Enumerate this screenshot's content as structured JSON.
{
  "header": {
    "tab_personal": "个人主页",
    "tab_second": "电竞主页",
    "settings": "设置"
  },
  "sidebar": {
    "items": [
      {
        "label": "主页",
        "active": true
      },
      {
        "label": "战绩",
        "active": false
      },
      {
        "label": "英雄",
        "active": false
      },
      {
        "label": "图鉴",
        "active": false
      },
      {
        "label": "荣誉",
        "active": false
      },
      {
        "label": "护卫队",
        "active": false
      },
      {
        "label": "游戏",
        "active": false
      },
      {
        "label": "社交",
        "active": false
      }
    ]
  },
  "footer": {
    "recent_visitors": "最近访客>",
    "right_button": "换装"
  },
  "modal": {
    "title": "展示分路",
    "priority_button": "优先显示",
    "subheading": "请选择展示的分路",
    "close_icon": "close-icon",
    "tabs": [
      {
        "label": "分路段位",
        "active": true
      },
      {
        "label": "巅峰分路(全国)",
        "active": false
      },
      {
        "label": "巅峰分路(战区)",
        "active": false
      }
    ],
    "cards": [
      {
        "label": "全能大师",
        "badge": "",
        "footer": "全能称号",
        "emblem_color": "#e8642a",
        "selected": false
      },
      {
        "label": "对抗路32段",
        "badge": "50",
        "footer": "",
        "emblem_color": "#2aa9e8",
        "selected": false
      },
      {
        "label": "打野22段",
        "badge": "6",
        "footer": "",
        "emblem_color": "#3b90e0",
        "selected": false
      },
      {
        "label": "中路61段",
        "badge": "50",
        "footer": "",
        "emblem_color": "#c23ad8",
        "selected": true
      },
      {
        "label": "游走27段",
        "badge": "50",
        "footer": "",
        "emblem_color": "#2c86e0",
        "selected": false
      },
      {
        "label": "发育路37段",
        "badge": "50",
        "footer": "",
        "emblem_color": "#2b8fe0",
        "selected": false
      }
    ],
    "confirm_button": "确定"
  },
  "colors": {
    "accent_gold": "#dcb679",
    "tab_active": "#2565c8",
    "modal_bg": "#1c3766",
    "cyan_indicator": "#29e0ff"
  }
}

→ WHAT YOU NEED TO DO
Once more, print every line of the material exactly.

→ SOLUTION BELOW
Enumerate this screenshot's content as structured JSON.
{
  "header": {
    "tab_personal": "个人主页",
    "tab_second": "电竞主页",
    "settings": "设置"
  },
  "sidebar": {
    "items": [
      {
        "label": "主页",
        "active": true
      },
      {
        "label": "战绩",
        "active": false
      },
      {
        "label": "英雄",
        "active": false
      },
      {
        "label": "图鉴",
        "active": false
      },
      {
        "label": "荣誉",
        "active": false
      },
      {
        "label": "护卫队",
        "active": false
      },
      {
        "label": "游戏",
        "active": false
      },
      {
        "label": "社交",
        "active": false
      }
    ]
  },
  "footer": {
    "recent_visitors": "最近访客>",
    "right_button": "换装"
  },
  "modal": {
    "title": "展示分路",
    "priority_button": "优先显示",
    "subheading": "请选择展示的分路",
    "close_icon": "close-icon",
    "tabs": [
      {
        "label": "分路段位",
        "active": true
      },
      {
        "label": "巅峰分路(全国)",
        "active": false
      },
      {
        "label": "巅峰分路(战区)",
        "active": false
      }
    ],
    "cards": [
      {
        "label": "全能大师",
        "badge": "",
        "footer": "全能称号",
        "emblem_color": "#e8642a",
        "selected": false
      },
      {
        "label": "对抗路32段",
        "badge": "50",
        "footer": "",
        "emblem_color": "#2aa9e8",
        "selected": false
      },
      {
        "label": "打野22段",
        "badge": "6",
        "footer": "",
        "emblem_color": "#3b90e0",
        "selected": false
      },
      {
        "label": "中路61段",
        "badge": "50",
        "footer": "",
        "emblem_color": "#c23ad8",
        "selected": true
      },
      {
        "label": "游走27段",
        "badge": "50",
        "footer": "",
        "emblem_color": "#2c86e0",
        "selected": false
      },
      {
        "label": "发育路37段",
        "badge": "50",
        "footer": "",
        "emblem_color": "#2b8fe0",
        "selected": false
      }
    ],
    "confirm_button": "确定"
  },
  "colors": {
    "accent_gold": "#dcb679",
    "tab_active": "#2565c8",
    "modal_bg": "#1c3766",
    "cyan_indicator": "#29e0ff"
  }
}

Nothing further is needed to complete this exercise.